But it must be remembered that this Section would apply only if it is case of succession and not devolution of interest by survivorship. It is no doubt true that the legal representative brought on record was the only son of the creditor. He was a minor at the time when the promissory note was executed. There is always a presumption of jointness in a Hindu family. But the fact that a debt is due upon a promissory note in favour of a member of the joint Hindu family or Karta does not necessarily raise a presumption that the money for which the promissory note was executed constituted joint family money or that it was paid from out of the joint family funds. That has to be established by clear proof. On the material on record, I am unable to find that such a plea was at all taken by the legal representative.
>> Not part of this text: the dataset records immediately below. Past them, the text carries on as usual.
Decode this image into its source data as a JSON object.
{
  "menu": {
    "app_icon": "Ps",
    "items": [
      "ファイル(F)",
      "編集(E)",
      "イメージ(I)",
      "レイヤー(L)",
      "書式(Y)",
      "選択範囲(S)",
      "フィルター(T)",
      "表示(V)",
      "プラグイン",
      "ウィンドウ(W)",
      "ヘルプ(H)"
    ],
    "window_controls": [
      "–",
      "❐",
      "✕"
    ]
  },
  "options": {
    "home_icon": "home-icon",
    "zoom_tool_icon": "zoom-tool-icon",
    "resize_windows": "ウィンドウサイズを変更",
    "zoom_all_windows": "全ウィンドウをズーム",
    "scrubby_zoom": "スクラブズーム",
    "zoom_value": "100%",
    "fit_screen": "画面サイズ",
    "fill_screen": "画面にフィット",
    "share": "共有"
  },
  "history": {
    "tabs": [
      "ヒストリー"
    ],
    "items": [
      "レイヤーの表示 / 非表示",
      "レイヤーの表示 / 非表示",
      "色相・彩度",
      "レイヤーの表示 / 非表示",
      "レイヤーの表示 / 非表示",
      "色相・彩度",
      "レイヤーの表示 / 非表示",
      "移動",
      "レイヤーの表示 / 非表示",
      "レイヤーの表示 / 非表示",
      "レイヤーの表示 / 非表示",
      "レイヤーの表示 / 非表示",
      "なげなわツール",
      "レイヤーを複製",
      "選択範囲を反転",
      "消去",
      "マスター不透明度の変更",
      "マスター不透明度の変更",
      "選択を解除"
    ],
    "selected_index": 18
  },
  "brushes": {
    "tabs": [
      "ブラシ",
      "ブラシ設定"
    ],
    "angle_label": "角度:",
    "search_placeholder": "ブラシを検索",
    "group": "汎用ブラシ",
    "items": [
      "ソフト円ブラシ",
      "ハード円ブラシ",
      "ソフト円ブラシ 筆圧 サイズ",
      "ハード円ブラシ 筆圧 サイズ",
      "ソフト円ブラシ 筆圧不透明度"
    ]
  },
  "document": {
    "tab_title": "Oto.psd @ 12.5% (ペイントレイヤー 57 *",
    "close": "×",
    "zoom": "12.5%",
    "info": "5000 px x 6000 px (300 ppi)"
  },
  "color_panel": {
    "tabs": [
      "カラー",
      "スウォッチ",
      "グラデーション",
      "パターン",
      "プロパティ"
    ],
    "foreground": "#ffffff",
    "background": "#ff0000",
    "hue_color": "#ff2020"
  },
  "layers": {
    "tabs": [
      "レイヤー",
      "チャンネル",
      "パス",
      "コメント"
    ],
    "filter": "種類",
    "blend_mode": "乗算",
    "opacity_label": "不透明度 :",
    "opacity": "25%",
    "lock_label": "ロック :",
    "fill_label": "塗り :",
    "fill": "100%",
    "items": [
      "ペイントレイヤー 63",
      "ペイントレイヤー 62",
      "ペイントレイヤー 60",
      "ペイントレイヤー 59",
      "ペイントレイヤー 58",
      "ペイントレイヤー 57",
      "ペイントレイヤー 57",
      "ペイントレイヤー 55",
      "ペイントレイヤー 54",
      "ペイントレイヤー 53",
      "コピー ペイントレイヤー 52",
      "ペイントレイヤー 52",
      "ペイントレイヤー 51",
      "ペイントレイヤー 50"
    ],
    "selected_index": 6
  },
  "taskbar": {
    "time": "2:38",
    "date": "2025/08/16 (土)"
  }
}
In fact when the plea was raised, he produced a succession certificate showing various debts but not the debt in question. Of course it may still be open to him to get included this debt by way of extension, under the provisions of law. But the fact remains that in the absence of any proof that the legal representative is entitled to this debt by right of survivorship. Section 214 would have its application. Of course to establish a right of survivorship it may not be necessary that the promissory note should bear reference to the fact that the debt is due to the joint family. But, though there is always the presumption as to the jointness of the Hindu family, there can be no presumption that that joint family possessed joint property. That has to be proved by clear evidence. If it were established that there was ancestral business, which was being carried on by the father, there could be no doubt that whatever the moneys spent for repairs of the lorry or advanced to the defendants should be deemed to be paid out of the joint family funds, unless the contrary was proved. For such funds devolution of interest would have been by right of survivorship and not by right of inheritance. But such is not the case here.
7. Judged thus, to my mind the trial Court was wrong in holding that Section 214 had no application to this case or that production of succession certificate was not necessary at all. As it was obligatory under Section 214 to produce succession certificate, a decree could not have been lawfully passed in favour of the legal representative. But time ought to have been given to him so that he may obtain succession certificate in relation to the debt in question. As this opportunity was not given by the Court below that may be granted even at this stage. The plaintiff-respondent in spiel of service of notice did not choose to contest this revision petition. As he is not before me, it is not possible to direct him to get a succession certificate and produce the same in this Court. The matter therefore shall have to go back to the Small Causes Court, where the learned Judge will give due notice to the plaintiff-respondent to enable him to produce the succession certificate, failing which of course the suit shall stand dismissed. In case the legal representative produces the succession certificate, the same decree that has been awarded shall have to be passed again.
8. In the result, the revision petition is allowed, the decree of the Court below is set aside and the suit is remanded to the trial Court for fresh disposal in the light of the observations stated above. Costs will abide and follow the result of the suit.